Improve Your Trading Strategy in Two Minutes or Less
- Simplicity isn’t a bad thing.
- Using Speculative Sentiment increases our chances of trading in the correct direction.
- A positive Risk:Reward ratio takes pressure off our strategy’s win rate.
People can spend years developing trading strategies and still end up losing money. I know because I was one of them. For two years I created complex system after complex system only to be left disappointed and discouraged by poor trading results. What turned around my trading were two simple, yet extremely effective “tweaks” that I found on DailyFX.com.
Tweak #1 – Use SSI as a Direction Filter
I‘ve covered SSI extensively the past couple months and have shown how it can increase the profitability of even the simplest strategies. For those not already aware, SSI (Speculative Sentiment Index) is a ratio of how many FXCM traders are long and short each major pair. In the majority of cases, we want to do the opposite of what most traders are doing. So if SSI is a positive number (meaning there are more retail buyers than sellers) we want to only take trading signals that tell us to sell. And if SSI is a negative number, then we want to only take signals to buy. See the info graphic below of the Speculative Sentiment Index.
Learn Forex: DailyFX Free Weekly SSI
(Copied from DailyFX.com’s Sentiment page)
Using the SSI readings above, I would look for buying opportunities in the EURUSD, either buying or selling opportunities in the USDJPY, buying opportunities in the GBPUSD, selling opportunities in the USDCHF, buying opportunities in the NZDUSD and selling opportunities in GOLD. So basically, we look to take the trade that is opposite of the crowd. While this is far from guaranteeing profitable trades, it does put you one step ahead and could provide a greater trading edge.
Tweak #2 – Use Positive Risk:Reward Ratio
Often touted as “The Number One Mistake Forex Traders Make,” a positive risk:reward ratio is crucial for increasing the effectiveness of a strategy. The idea is that most retail traders’ positions are profitable (discovery made while studying FXCM trades from 2009 and 2010), but traders still lose money because they take profits too quickly on winning trades and hold onto losers for too long. This results in traders that have win rates greater than 50% still losing money! We need to reverse this statistic.
The solution is making sure our limits are set at levels that are more pips away than our stops. I personally prefer at least a 1:2, risk:reward ratio. This means my limits are set at least twice as far as my stop losses.

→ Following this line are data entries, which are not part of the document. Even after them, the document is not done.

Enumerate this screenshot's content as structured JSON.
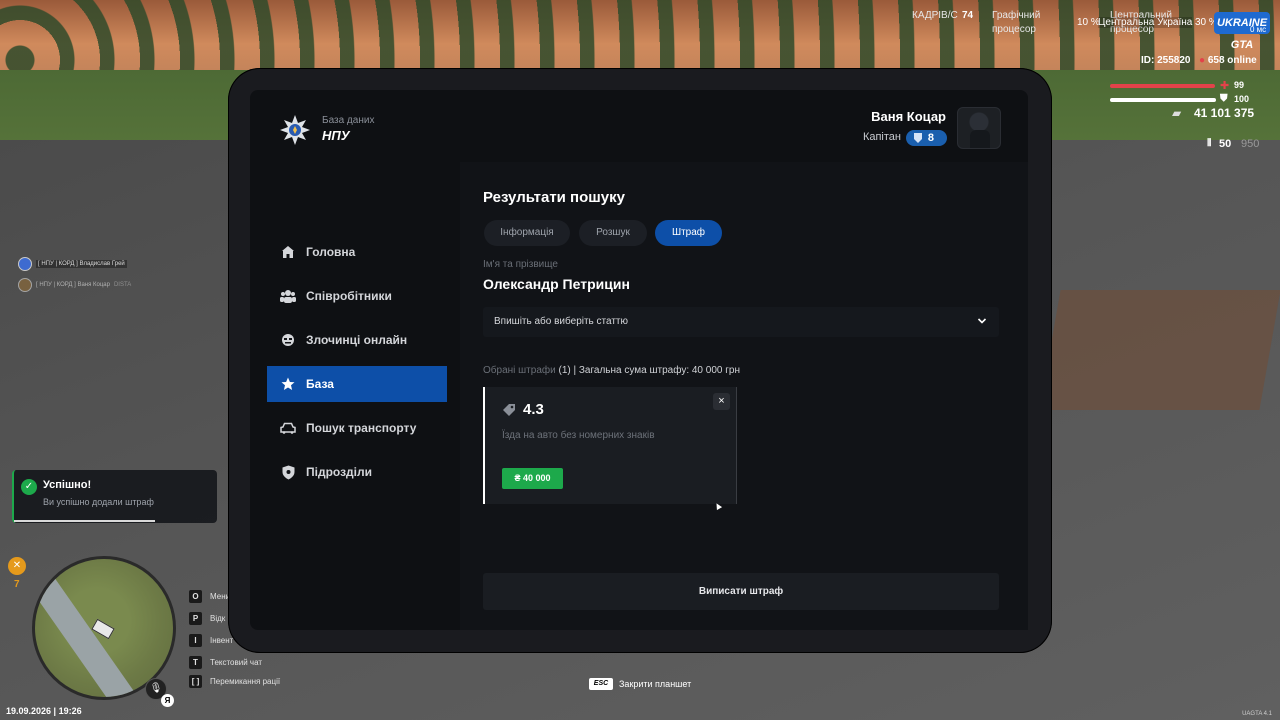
{
  "hud": {
    "fps_label": "КАДРІВ/С",
    "fps_value": "74",
    "gpu_label_1": "Графічний",
    "gpu_label_2": "процесор",
    "gpu_value": "10 %",
    "cpu_label_1": "Центральний",
    "cpu_label_2": "процесор",
    "cpu_value": "30 %",
    "ping_value": "0 мс",
    "server_name": "Центральна Україна",
    "logo_text": "UKRAINE GTA",
    "player_id": "ID: 255820",
    "online": "658 online",
    "health": "99",
    "armor": "100",
    "money": "41 101 375",
    "ammo_clip": "50",
    "ammo_total": "950",
    "health_fraction": 0.99,
    "armor_fraction": 1.0
  },
  "app": {
    "brand_sub": "База даних",
    "brand_name": "НПУ",
    "user_name": "Ваня Коцар",
    "user_rank": "Капітан",
    "user_level": "8"
  },
  "sidebar": {
    "items": [
      {
        "label": "Головна",
        "icon": "home-icon"
      },
      {
        "label": "Співробітники",
        "icon": "users-icon"
      },
      {
        "label": "Злочинці онлайн",
        "icon": "mask-icon"
      },
      {
        "label": "База",
        "icon": "star-icon",
        "active": true
      },
      {
        "label": "Пошук транспорту",
        "icon": "car-icon"
      },
      {
        "label": "Підрозділи",
        "icon": "shield-icon"
      }
    ]
  },
  "main": {
    "title": "Результати пошуку",
    "tabs": [
      {
        "label": "Інформація"
      },
      {
        "label": "Розшук"
      },
      {
        "label": "Штраф",
        "active": true
      }
    ],
    "name_label": "Ім'я та прізвище",
    "person_name": "Олександр Петрицин",
    "article_select": "Впишіть або виберіть статтю",
    "summary_label": "Обрані штрафи",
    "summary_count": "(1)",
    "summary_total": "| Загальна сума штрафу: 40 000 грн",
    "fine": {
      "code": "4.3",
      "description": "Їзда на авто без номерних знаків",
      "amount": "₴ 40 000",
      "close": "×"
    },
    "issue_button": "Виписати штраф"
  },
  "chat": {
    "line1": "[ НПУ | КОРД ] Владислав Грей",
    "line2": "[ НПУ | КОРД ] Ваня Коцар",
    "line2_tag": "DISTA"
  },
  "notification": {
    "title": "Успішно!",
    "text": "Ви успішно додали штраф",
    "icon": "check-icon"
  },
  "minimap_hud": {
    "skill_value": "7",
    "voice_lang": "Я"
  },
  "keys": [
    {
      "key": "O",
      "label": "Мени"
    },
    {
      "key": "P",
      "label": "Відк"
    },
    {
      "key": "I",
      "label": "Інвент"
    },
    {
      "key": "T",
      "label": "Текстовий чат"
    },
    {
      "key": "[ ]",
      "label": "Перемикання рації"
    }
  ],
  "footer": {
    "datetime": "19.09.2026 | 19:26",
    "esc_key": "ESC",
    "esc_label": "Закрити планшет",
    "version": "UAGTA 4.1"
  },
  "colors": {
    "accent": "#0d4fa8",
    "success": "#1da94b",
    "panel": "#0e1013"
  }
}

For examples of how to select an exit strategy and choose proper trade sizes, check out our FREE Money Management Video Course.
Learn Forex: A Positive 1:2, Risk:Reward Ratio
(Created using Marketscope 2.0 Charting Platform)
On the EUR/USD chart above, we look for a limit at least twice as many pips away than our stop loss. Staying consistent with this rule, as long as we are winning more than 1/3rd of our trades, we will be a profitable traders in the long run.
Two Minutes To Win It
So, there they are. Two simple, easy-to-adopt changes that have positively impacted my personal trading and could positively impact yours as well. As always, I recommend making these changes to your strategy in a demo environment before testing them with real money. You can sign up for a free FXCM demo account here.
---Written by Rob Pasche
To contact Rob, email firstname.lastname@example.org.
Sign up for my email list to stay up to date with my latest articles and videos.
As a dedicated FX Trader, would you like the following?
- Faster access to fundamental releases that is likely to move the markets
- Feedback on market movements in real time
- Real time Speculative Sentiment Index Readings
Our Real-Time DailyFX on Demand is a fee based service that gives you access to our professional trading staff from 6am – 2pm ET Every trading day so you can get feedback on your trade setups and ideas.
DailyFX provides forex news and technical analysis on the trends that influence the global currency markets.